When you're sure you've had enough
Of this life, well hang on

Don't let yourself go
'Cause everybody cries
And everybody hurts.

A good crowd was on hand, and Connectionz adviser Ausra Buzenas asked particularly insightful questions.  Kaden Sowards, an F to M transgender, had a deeper voice than last time we spoke and except for breasts looks like a young man.  Like me, Scott Fulk had a somewhat cynical view that high-living evangelists were scam artists, like a modern day Elmer Gantry or Billy Sunday.  Kevin noted that scandals have tarnished the reputation of mega-churches but believes many leaders are sincere in their desire to reach those in need of spiritual nourishment or help overcoming addiction and dependency.  I asked whether there are any prominent female evangelists, such as Aimee Semple McPherson of 90 years ago.  Kevin replied in the negative, one reason being that most Baptists don’t countenance women preachers and restrict them to subservient roles.
Alissa and Miranda wished Phil a Happy Birthday with photos and loving words.  Miranda compiled a YouTube video and wrote of her dad: “You are so driven in life but you still manage to have a sense of humor and make everyone around you laugh.”  Sweet.  In the evening Toni and I sang to him while he was en route to a soccer game.
above, from "Mother Jones"; below, sign used by tolerant businesses 
Suzanna Murphy told me that Indiana made national news over the law allowing businesses to discriminate against gays.
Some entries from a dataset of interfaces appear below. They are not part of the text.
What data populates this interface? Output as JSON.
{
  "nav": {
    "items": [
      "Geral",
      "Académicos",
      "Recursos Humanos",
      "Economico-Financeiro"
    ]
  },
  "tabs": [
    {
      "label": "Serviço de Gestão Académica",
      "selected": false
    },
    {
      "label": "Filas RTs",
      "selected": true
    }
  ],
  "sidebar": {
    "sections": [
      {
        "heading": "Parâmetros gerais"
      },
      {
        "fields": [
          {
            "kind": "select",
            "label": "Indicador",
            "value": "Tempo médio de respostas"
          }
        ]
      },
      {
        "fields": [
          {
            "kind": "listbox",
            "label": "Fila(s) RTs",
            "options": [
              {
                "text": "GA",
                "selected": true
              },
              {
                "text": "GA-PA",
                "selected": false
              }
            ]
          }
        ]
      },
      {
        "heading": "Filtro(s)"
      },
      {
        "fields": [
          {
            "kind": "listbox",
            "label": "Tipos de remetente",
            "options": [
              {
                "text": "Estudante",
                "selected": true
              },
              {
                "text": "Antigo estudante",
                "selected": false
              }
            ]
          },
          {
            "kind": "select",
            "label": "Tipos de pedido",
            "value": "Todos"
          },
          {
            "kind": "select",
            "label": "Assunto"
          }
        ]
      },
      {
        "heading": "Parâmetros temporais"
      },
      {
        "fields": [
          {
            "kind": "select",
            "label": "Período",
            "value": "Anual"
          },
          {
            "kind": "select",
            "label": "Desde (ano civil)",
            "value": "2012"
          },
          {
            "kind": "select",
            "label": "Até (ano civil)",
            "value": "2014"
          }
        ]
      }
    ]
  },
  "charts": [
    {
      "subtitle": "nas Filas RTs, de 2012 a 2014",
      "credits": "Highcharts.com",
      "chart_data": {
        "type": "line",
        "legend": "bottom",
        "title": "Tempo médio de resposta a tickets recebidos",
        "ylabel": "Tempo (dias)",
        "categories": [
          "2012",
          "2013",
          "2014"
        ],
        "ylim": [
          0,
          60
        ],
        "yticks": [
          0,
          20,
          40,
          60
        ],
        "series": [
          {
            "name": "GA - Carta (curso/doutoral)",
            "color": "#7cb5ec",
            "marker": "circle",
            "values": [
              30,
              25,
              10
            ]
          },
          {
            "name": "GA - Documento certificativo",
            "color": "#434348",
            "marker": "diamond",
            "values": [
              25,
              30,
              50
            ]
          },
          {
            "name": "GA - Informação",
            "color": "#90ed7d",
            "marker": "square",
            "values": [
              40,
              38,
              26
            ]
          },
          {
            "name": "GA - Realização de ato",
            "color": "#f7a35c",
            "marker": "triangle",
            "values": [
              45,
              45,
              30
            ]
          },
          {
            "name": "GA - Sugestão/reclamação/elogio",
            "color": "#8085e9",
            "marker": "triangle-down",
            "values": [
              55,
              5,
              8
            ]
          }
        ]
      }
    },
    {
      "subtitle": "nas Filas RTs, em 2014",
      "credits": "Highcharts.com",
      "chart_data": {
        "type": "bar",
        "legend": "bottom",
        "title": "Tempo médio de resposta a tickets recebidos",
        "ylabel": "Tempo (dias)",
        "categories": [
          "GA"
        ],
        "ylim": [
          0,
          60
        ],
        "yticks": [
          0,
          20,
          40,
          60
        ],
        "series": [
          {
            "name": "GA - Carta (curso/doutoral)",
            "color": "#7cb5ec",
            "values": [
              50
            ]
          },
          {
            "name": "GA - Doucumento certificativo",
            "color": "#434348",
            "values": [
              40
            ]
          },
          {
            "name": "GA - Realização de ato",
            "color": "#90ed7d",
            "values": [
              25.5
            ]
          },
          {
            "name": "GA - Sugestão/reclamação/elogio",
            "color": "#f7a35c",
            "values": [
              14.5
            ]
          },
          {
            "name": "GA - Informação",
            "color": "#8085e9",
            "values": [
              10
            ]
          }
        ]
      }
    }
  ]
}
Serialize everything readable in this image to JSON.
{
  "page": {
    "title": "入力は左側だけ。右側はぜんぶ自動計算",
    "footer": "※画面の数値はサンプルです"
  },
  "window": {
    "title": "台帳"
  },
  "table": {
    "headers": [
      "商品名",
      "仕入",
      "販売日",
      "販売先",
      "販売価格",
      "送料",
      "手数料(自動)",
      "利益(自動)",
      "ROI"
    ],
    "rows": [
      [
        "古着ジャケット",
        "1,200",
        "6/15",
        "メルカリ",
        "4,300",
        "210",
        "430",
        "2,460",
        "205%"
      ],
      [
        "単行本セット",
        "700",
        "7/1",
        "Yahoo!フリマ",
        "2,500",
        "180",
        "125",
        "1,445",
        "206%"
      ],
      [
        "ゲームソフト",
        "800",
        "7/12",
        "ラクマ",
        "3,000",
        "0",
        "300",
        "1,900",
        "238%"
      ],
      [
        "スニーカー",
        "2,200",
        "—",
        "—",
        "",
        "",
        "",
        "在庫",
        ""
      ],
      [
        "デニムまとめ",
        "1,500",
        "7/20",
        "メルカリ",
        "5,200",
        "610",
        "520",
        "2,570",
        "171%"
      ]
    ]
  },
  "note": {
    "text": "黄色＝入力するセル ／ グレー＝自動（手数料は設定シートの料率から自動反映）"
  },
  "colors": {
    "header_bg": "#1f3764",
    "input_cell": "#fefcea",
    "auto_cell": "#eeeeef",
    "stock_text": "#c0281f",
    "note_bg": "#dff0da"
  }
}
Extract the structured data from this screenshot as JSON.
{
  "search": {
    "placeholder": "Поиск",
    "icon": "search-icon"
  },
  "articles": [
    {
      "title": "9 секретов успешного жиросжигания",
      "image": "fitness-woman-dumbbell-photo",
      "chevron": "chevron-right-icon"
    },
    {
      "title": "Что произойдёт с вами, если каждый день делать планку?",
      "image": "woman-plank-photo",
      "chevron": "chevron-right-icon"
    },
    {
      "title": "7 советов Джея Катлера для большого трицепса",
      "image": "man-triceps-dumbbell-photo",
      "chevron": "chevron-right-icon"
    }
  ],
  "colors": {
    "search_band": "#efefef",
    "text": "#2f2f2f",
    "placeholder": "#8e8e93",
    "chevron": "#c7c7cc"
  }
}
Good old Jerry Davich railed against Republican politicians’ latest move that “reinforces our state’s backward image,” noting that even Indiana Chamber of Commerce and Indianapolis mayor Greg Ballard, a Republican, opposed the measure.  Davich wrote:

Embarrassed is the word that best sums up my feelings toward Senate Bill 101. Not angry. Not disappointed. Certainly not surprised.  The Religious Freedom Restoration Act is a poorly perfumed piece of legislation for what smells to me like legal discrimination and an obvious backlash to same-sex marital equality in our regressive state. 
New Yorker humorist Andy Borowitz quipped: “In a history-making decision, Gov. Mike Pence of Indiana has signed into law a bill that officially recognizes stupidity as a religion. . . . [even if it] costs the state billions of dollars.  While Pence’s action drew the praise of stupid people across America, former Governor Jan Brewer was not among them. ‘Even I wasn’t dumb enough to sign a bill like that,’ she said.”

Snow showers created near white out conditions as I drove to Quick Cut in Portage.  Two days ago a beautiful Chinese teenager at Aqua Spa in Chesterton clipped my toenails.